The National Institute of Water & Atmospheric Research (NIWA) and IBM have announced a multi-million dollar partnership where NIWA will purchase one of the world’s most powerful supercomputers for use in environmental forecasting.
NIWA Chief Executive John Morgan says that the new IBM Power 575 supercomputer and its supporting infrastructure will cost NZ$12.7 million and is one of the most significant single investments in science in New Zealand. NIWA’s new supercomputer will be the most powerful climate research supercomputer in the Southern Hemisphere.
The IBM p575/p6 supercomputer is configured with 56 Power 6, 32 way 4.7 GHz nodes for a total of 1792 processors, and 3.6 Terabytes of memory. Additional 52 Power 6, 32 way 4.7 GHz nodes for a total of 3456 processors, and 6.9 Terabytes of memory is planned for 2011/2012.
By the end of the 2012 NIWA plans to have a total of 1.4 petabytes (i.e. 1,400,000 Gigabytes) storage available for this computer.
“We have no doubt it will provide benefits for all New Zealanders, as accurate environmental forecasting is essential for the future growth of New Zealand’s most important industries,” he says.
“Industries that are climate-sensitive - such as the energy sector, farming, horticulture and tourism - will benefit directly from NIWA’s ability to make more accurate and more specific forecasts. The new supercomputer will also allow NIWA to improve early warnings of the effects of severe events, such as flooding and storm surges.”
IBM New Zealand’s Managing Director Jennifer Moxon says, “The IBM supercomputer will enable NIWA’s environmental forecasting models and will help New Zealanders make smarter decisions about how best to protect themselves and their families, properties and businesses from flooding and other hazards caused by severe weather-related events.”
The new supercomputer has one hundred times the computational power of NIWA’s current supercomputer and five hundred times the storage.
It will be used to simulate New Zealand’s past, present and future climate. On the present supercomputer, only a few decades can be simulated, but the new computer will enable complex simulations that describe hundreds of years of New Zealand's climate. The new models can account for the effects that land, ocean and atmospheric interactions, and human activities, will have on our future climate.
“NIWA plans to undertake complex and innovative research using this highly scalable IBM supercomputer. New Zealand's future competitiveness and economic growth depends on this ability to innovate, and high performance computing drives more innovation than any other technology," says Moxon.
Hazards forecasting models that took 80 minutes to complete on 40 percent of the previous supercomputer will now take 8 minutes on about 4 percent of the new system – allowing more complex and comprehensive forecasting models to be developed.
These capabilities will have a significant impact.

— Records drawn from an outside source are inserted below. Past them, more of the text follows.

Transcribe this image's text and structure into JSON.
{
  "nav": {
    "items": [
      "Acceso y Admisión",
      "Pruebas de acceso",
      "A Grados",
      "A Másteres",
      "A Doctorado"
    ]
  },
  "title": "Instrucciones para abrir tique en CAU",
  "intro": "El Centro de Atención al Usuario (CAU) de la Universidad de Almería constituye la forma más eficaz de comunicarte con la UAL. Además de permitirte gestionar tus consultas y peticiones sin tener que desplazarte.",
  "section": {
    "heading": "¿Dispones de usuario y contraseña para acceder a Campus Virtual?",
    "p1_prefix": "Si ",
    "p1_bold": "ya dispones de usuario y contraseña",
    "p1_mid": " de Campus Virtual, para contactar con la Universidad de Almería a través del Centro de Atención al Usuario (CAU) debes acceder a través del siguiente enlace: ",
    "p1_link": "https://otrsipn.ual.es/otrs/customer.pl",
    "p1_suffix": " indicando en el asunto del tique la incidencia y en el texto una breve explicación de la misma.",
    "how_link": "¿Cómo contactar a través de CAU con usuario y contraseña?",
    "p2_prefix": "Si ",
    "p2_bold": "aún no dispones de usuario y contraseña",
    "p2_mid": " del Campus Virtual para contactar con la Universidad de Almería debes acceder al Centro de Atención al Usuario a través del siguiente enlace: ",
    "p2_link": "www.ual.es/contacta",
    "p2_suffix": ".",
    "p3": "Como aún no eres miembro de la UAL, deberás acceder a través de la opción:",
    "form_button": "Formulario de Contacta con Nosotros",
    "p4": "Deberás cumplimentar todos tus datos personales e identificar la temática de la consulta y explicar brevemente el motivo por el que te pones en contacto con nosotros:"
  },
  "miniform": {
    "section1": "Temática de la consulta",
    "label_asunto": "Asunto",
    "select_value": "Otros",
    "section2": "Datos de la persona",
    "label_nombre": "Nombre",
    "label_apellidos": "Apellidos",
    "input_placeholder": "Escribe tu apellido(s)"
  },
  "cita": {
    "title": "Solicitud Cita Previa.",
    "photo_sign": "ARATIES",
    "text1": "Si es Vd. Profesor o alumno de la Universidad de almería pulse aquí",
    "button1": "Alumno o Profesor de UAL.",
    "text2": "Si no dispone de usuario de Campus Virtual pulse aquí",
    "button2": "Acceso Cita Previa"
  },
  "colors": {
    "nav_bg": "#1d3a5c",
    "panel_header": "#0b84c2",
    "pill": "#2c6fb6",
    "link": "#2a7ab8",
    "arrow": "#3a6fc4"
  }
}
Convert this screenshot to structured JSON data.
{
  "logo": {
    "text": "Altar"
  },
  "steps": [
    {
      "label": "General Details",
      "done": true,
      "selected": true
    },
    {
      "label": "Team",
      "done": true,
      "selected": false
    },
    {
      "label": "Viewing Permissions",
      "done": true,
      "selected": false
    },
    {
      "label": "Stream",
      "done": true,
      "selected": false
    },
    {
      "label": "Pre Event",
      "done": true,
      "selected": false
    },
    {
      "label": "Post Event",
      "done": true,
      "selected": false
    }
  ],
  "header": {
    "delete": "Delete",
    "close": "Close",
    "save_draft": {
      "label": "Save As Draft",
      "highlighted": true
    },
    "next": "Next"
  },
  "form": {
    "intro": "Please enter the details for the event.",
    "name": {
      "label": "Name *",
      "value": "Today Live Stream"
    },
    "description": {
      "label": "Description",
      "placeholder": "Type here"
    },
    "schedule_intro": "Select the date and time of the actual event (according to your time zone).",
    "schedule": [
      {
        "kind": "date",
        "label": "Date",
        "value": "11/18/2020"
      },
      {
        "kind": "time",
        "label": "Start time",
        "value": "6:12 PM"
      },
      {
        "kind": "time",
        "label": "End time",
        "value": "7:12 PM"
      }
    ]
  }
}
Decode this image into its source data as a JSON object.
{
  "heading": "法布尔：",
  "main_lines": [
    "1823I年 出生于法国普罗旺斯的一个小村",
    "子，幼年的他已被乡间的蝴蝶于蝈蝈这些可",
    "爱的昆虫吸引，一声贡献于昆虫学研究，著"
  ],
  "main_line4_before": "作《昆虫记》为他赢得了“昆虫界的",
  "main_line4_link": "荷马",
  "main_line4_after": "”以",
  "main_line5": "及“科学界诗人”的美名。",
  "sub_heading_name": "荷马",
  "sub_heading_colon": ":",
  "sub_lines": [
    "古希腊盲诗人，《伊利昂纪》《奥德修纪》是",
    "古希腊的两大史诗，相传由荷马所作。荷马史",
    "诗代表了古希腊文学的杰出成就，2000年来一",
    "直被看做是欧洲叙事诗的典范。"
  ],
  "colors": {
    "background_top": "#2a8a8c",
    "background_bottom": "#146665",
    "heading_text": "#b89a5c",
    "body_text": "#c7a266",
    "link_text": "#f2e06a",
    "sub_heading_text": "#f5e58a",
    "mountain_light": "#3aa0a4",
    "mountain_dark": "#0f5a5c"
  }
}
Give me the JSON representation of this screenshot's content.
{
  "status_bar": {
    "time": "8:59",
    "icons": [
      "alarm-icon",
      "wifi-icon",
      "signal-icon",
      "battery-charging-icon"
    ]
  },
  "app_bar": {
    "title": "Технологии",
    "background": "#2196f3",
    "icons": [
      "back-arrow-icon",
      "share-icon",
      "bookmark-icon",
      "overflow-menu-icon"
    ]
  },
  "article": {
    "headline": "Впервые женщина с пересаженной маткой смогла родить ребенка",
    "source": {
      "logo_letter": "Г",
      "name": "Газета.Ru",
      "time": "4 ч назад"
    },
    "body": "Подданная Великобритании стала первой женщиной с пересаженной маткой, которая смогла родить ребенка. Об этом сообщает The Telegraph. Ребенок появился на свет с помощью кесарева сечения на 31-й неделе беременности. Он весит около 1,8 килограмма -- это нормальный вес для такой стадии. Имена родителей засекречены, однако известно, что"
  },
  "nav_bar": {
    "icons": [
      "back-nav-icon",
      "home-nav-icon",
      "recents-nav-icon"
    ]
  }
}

For example, flooding remains New Zealand’s most costly year-on-year physical hazard. Claims from damage caused by weather events in July and August last year are estimated at $68 million, according to the Insurance Council of New Zealand, and the 2004 Central North Island floods alone resulted in insurance claims of more than $400 million.
Given the high costs associated with flood damage, the ability to improve flood forecast lead times is expected to deliver significant economic benefit to New Zealand, Mr Morgan says. “The United Kingdom Met Office estimated the benefit to cost ratio of their similar supercomputer was nine times that of the total cost of ownership, based solely on its capability to improve flood forecast lead times.”
The supercomputer will also provide more computational power for NIWA’s world-class environmental forecasting system EcoConnect. EcoConnect provides forecasts of climate and weather-related information that are used by regional councils, energy companies, port companies, and other customers to mitigate hazards to their activities.
The supercomputer will be available to scientists throughout New Zealand through the Kiwi Advanced Research and Education Network (KAREN).
The supercomputer is similar to those used at major global environmental forecasting and research centres, such as the European Centre for Medium-Range Weather Forecasts (ECMWF), the US National Oceanic and Atmospheric Administration (NOAA), the US National Center for Atmospheric Research (NCAR), and the UK Met Office, and will underpin research collaborations with such international centres.